YOUR TASK ▸ Your copy should hold exactly the lines from the one containing "Read all visible content and emit it as JSON." through the last line of the entries, and no pictures.

Data excerpts
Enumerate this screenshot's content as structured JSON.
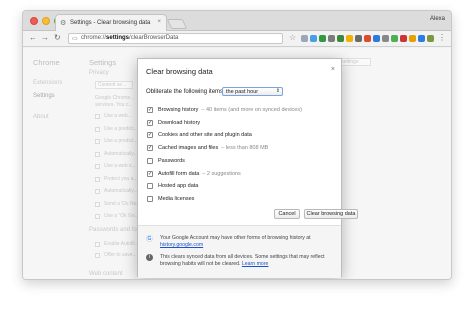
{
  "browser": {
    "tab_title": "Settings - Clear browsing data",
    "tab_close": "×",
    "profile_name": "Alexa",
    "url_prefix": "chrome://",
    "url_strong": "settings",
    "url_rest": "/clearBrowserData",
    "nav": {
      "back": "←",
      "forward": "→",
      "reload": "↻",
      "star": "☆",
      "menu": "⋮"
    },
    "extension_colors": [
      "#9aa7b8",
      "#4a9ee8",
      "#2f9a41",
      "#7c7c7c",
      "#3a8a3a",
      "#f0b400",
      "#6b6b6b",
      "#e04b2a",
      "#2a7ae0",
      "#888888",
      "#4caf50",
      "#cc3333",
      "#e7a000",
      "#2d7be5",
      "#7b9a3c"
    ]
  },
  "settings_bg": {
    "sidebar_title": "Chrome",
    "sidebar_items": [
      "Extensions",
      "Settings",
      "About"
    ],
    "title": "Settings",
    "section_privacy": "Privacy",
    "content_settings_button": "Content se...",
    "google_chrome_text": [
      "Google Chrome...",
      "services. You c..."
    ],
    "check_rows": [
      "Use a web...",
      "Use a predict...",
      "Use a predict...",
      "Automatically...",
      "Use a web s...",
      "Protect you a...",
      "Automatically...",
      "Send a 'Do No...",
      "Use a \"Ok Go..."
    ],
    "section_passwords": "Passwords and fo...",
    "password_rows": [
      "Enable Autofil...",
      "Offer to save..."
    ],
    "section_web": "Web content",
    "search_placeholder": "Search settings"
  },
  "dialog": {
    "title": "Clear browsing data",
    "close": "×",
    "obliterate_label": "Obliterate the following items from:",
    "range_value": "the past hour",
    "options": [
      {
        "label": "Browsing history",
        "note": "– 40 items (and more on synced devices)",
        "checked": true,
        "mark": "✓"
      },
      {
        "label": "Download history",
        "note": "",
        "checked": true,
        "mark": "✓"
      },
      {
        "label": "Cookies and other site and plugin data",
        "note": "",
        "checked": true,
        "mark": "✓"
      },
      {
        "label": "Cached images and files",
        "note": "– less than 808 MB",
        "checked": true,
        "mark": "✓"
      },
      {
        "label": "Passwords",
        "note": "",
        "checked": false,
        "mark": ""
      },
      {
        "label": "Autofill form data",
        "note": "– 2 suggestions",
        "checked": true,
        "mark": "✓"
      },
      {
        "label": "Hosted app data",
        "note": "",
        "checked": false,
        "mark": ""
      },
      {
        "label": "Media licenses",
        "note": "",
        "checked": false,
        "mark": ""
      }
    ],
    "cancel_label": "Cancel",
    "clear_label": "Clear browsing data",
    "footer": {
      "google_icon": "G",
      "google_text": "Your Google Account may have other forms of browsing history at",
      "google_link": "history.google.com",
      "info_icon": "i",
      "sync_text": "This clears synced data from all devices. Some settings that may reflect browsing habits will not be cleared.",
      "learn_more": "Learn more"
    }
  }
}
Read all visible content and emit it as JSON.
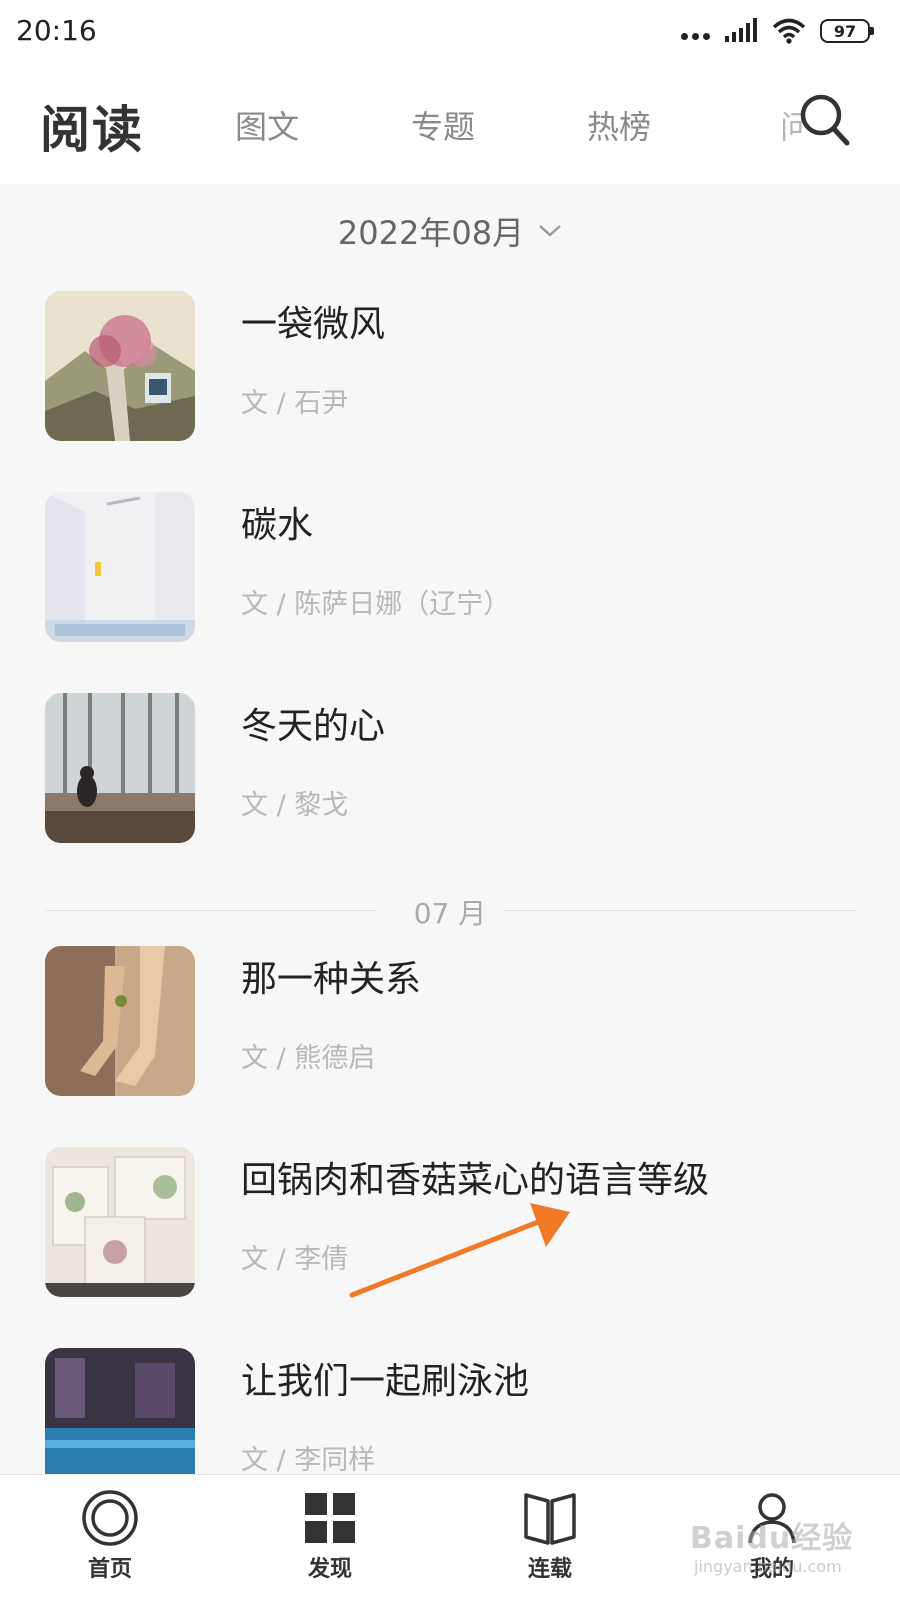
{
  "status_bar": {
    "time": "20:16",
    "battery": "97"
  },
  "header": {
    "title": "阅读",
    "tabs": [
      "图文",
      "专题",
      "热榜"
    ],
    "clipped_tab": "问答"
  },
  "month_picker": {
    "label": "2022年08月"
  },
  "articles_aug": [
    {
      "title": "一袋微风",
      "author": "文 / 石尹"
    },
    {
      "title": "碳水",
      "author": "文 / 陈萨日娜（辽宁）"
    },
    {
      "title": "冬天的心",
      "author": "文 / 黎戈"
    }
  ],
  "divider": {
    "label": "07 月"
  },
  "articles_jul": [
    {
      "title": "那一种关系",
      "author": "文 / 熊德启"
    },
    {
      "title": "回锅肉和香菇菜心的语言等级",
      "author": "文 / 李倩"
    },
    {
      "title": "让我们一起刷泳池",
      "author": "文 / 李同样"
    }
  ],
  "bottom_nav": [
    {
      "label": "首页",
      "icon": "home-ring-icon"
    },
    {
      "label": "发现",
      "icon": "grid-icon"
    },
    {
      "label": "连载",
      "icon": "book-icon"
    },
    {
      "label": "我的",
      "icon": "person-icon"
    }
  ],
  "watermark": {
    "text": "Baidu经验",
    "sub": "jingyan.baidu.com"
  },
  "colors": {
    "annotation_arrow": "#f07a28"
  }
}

COMPLETED EXERCISE ▸
Read all visible content and emit it as JSON.
{
  "status_bar": {
    "time": "20:16",
    "battery": "97"
  },
  "header": {
    "title": "阅读",
    "tabs": [
      "图文",
      "专题",
      "热榜"
    ],
    "clipped_tab": "问答"
  },
  "month_picker": {
    "label": "2022年08月"
  },
  "articles_aug": [
    {
      "title": "一袋微风",
      "author": "文 / 石尹"
    },
    {
      "title": "碳水",
      "author": "文 / 陈萨日娜（辽宁）"
    },
    {
      "title": "冬天的心",
      "author": "文 / 黎戈"
    }
  ],
  "divider": {
    "label": "07 月"
  },
  "articles_jul": [
    {
      "title": "那一种关系",
      "author": "文 / 熊德启"
    },
    {
      "title": "回锅肉和香菇菜心的语言等级",
      "author": "文 / 李倩"
    },
    {
      "title": "让我们一起刷泳池",
      "author": "文 / 李同样"
    }
  ],
  "bottom_nav": [
    {
      "label": "首页",
      "icon": "home-ring-icon"
    },
    {
      "label": "发现",
      "icon": "grid-icon"
    },
    {
      "label": "连载",
      "icon": "book-icon"
    },
    {
      "label": "我的",
      "icon": "person-icon"
    }
  ],
  "watermark": {
    "text": "Baidu经验",
    "sub": "jingyan.baidu.com"
  },
  "colors": {
    "annotation_arrow": "#f07a28"
  }
}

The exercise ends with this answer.